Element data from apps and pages
* * * * *

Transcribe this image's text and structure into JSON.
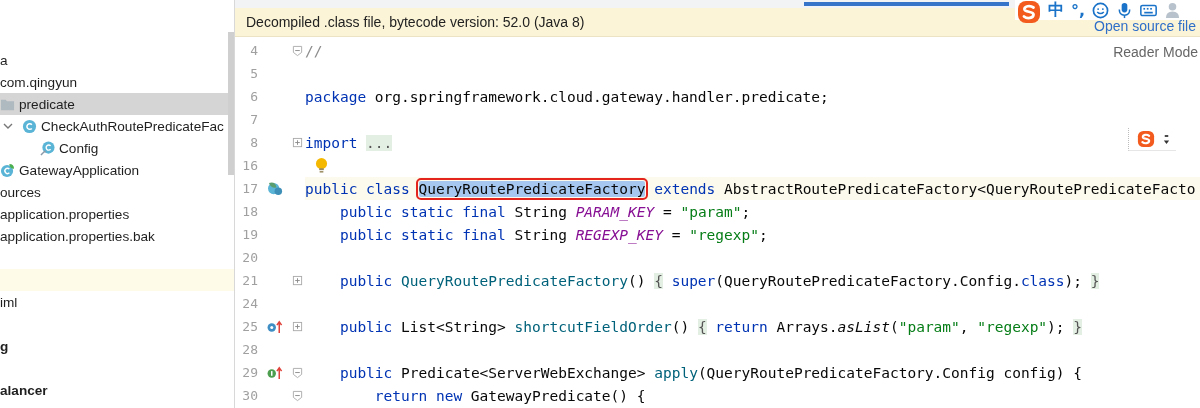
{
  "project_tree": {
    "items": [
      {
        "label": "a",
        "selected": false,
        "children": [
          {
            "label": "com.qingyun",
            "selected": false,
            "children": [
              {
                "label": "predicate",
                "kind": "folder",
                "selected": true,
                "children": [
                  {
                    "label": "CheckAuthRoutePredicateFac",
                    "kind": "class",
                    "expanded": true,
                    "selected": false,
                    "children": [
                      {
                        "label": "Config",
                        "kind": "inner-class",
                        "selected": false
                      }
                    ]
                  }
                ]
              },
              {
                "label": "GatewayApplication",
                "kind": "spring-class",
                "selected": false
              }
            ]
          }
        ]
      },
      {
        "label": "ources",
        "selected": false,
        "children": [
          {
            "label": "application.properties",
            "selected": false
          },
          {
            "label": "application.properties.bak",
            "selected": false
          }
        ]
      },
      {
        "label": "iml",
        "selected": false
      },
      {
        "label": "g",
        "kind": "module",
        "selected": false
      },
      {
        "label": "alancer",
        "kind": "module",
        "selected": false
      }
    ]
  },
  "ime_toolbar": {
    "chinese_mode": "中",
    "punctuation": "°,"
  },
  "banner": {
    "message": "Decompiled .class file, bytecode version: 52.0 (Java 8)",
    "link": "Open source file"
  },
  "reader_mode": "Reader Mode",
  "editor": {
    "lines": [
      {
        "n": "4",
        "fold": {
          "kind": "start"
        },
        "current": false,
        "tokens": [
          {
            "kind": "comment",
            "t": "//"
          }
        ]
      },
      {
        "n": "5",
        "current": false
      },
      {
        "n": "6",
        "current": false,
        "tokens": [
          {
            "kind": "keyword",
            "t": "package "
          },
          {
            "kind": "plain",
            "t": "org.springframework.cloud.gateway.handler.predicate;"
          }
        ]
      },
      {
        "n": "7",
        "current": false
      },
      {
        "n": "8",
        "fold": {
          "kind": "collapsed"
        },
        "current": false,
        "tokens": [
          {
            "kind": "keyword",
            "t": "import "
          },
          {
            "kind": "folded",
            "t": "..."
          }
        ]
      },
      {
        "n": "16",
        "intention": {
          "kind": "bulb"
        },
        "current": false
      },
      {
        "n": "17",
        "marker": {
          "kind": "class"
        },
        "current": true,
        "tokens": [
          {
            "kind": "keyword",
            "t": "public class "
          },
          {
            "kind": "boxed",
            "t": "QueryRoutePredicateFactory"
          },
          {
            "kind": "keyword",
            "t": " extends"
          },
          {
            "kind": "plain",
            "t": " AbstractRoutePredicateFactory<QueryRoutePredicateFacto"
          }
        ]
      },
      {
        "n": "18",
        "current": false,
        "tokens": [
          {
            "kind": "keyword",
            "t": "    public static final"
          },
          {
            "kind": "plain",
            "t": " String "
          },
          {
            "kind": "constant",
            "t": "PARAM_KEY"
          },
          {
            "kind": "plain",
            "t": " = "
          },
          {
            "kind": "string",
            "t": "\"param\""
          },
          {
            "kind": "plain",
            "t": ";"
          }
        ]
      },
      {
        "n": "19",
        "current": false,
        "tokens": [
          {
            "kind": "keyword",
            "t": "    public static final"
          },
          {
            "kind": "plain",
            "t": " String "
          },
          {
            "kind": "constant",
            "t": "REGEXP_KEY"
          },
          {
            "kind": "plain",
            "t": " = "
          },
          {
            "kind": "string",
            "t": "\"regexp\""
          },
          {
            "kind": "plain",
            "t": ";"
          }
        ]
      },
      {
        "n": "20",
        "current": false
      },
      {
        "n": "21",
        "fold": {
          "kind": "collapsed"
        },
        "current": false,
        "tokens": [
          {
            "kind": "keyword",
            "t": "    public "
          },
          {
            "kind": "method",
            "t": "QueryRoutePredicateFactory"
          },
          {
            "kind": "plain",
            "t": "() "
          },
          {
            "kind": "folded",
            "t": "{"
          },
          {
            "kind": "keyword",
            "t": " super"
          },
          {
            "kind": "plain",
            "t": "(QueryRoutePredicateFactory.Config."
          },
          {
            "kind": "keyword",
            "t": "class"
          },
          {
            "kind": "plain",
            "t": "); "
          },
          {
            "kind": "folded",
            "t": "}"
          }
        ]
      },
      {
        "n": "24",
        "current": false
      },
      {
        "n": "25",
        "marker": {
          "kind": "override"
        },
        "fold": {
          "kind": "collapsed"
        },
        "current": false,
        "tokens": [
          {
            "kind": "keyword",
            "t": "    public"
          },
          {
            "kind": "plain",
            "t": " List<String> "
          },
          {
            "kind": "method",
            "t": "shortcutFieldOrder"
          },
          {
            "kind": "plain",
            "t": "() "
          },
          {
            "kind": "folded",
            "t": "{"
          },
          {
            "kind": "keyword",
            "t": " return"
          },
          {
            "kind": "plain",
            "t": " Arrays."
          },
          {
            "kind": "static",
            "t": "asList"
          },
          {
            "kind": "plain",
            "t": "("
          },
          {
            "kind": "string",
            "t": "\"param\""
          },
          {
            "kind": "plain",
            "t": ", "
          },
          {
            "kind": "string",
            "t": "\"regexp\""
          },
          {
            "kind": "plain",
            "t": "); "
          },
          {
            "kind": "folded",
            "t": "}"
          }
        ]
      },
      {
        "n": "28",
        "current": false
      },
      {
        "n": "29",
        "marker": {
          "kind": "implements"
        },
        "fold": {
          "kind": "start"
        },
        "current": false,
        "tokens": [
          {
            "kind": "keyword",
            "t": "    public"
          },
          {
            "kind": "plain",
            "t": " Predicate<ServerWebExchange> "
          },
          {
            "kind": "method",
            "t": "apply"
          },
          {
            "kind": "plain",
            "t": "(QueryRoutePredicateFactory.Config config) {"
          }
        ]
      },
      {
        "n": "30",
        "fold": {
          "kind": "start"
        },
        "current": false,
        "tokens": [
          {
            "kind": "keyword",
            "t": "        return new"
          },
          {
            "kind": "plain",
            "t": " GatewayPredicate() {"
          }
        ]
      }
    ]
  }
}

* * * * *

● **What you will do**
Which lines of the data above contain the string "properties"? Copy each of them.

● **Solution for this task**
            "label": "application.properties",
            "label": "application.properties.bak",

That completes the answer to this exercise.